As many as 167 million people (28% of the total population) in 19 Latin American countries are in the grip of poverty, while another 21 percent of the population is still vulnerable to poverty, says a new study by the Economic Commission for Latin America and Caribbean.
The UN agency has warned that “poverty reduction has stalled since 2012 and extreme poverty is slightly on the rise.”
Figures show that a high percentage of people in situations of poverty and indigence in the region are part of the labor market. That means the income they receive is not enough to meet their needs. Women account for approximately 51% of the total population but they only access 38% of the total monetary income that people generate and earn.

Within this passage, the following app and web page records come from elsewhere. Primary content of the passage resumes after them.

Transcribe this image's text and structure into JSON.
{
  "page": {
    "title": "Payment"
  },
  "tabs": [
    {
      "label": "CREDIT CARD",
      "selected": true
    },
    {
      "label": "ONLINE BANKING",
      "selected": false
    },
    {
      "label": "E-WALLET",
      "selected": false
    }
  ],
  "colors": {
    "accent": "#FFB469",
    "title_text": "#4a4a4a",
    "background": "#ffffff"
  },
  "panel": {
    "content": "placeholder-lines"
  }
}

According to calculations by the UN agency based on data from 17 Latin American countries from around 2013, wage income represents on average 80% of total household income; 74% of the total income of households in situations of poverty; and 64% in households in situations of indigence. The Commission also estimates that 18.9% of all employed people earn incomes that are below the poverty line.
Children, women, young people, older adults, persons with disabilities, indigenous peoples and Afro-descendants are the groups that most suffer situations of discrimination, scarcity, deprivation of rights or vulnerability in the region, the report stated.
Earlier surveys showed that 7% of the population that is neither indigenous nor Afro-descendant is indigent or highly vulnerable to indigence, a percentage that rises to 11% in the case of Afro-descendants and to 18% among indigenous peoples.
Similarly, while 62% of the non-indigenous and non-Afro-descendant population was considered to be not vulnerable, this figure falls to 56% in the case of Afro-descendants and to just 33% among indigenous peoples.
“Of the different aspects of society that produce, exacerbate or mitigate inequalities, the most decisive is the world of work. It is there that most household income in Latin America and the Caribbean is generated, along with the inherent inequalities in its distribution,” the organization explains in the document.
The agency has asked governments in the region to redouble their efforts to strengthen and improve social policies and particularly the strategies to reduce poverty and extreme poverty, providing people with the tools that will guarantee their efficiency and effectiveness.
“A world free of poverty cannot be achieved without substantially reducing inequality. Social issues are not played out in the social sphere alone, but also in the economy, politics and the environment,” ECLAC’s Executive Secretary, Alicia Bárcena, states in the document’s foreword.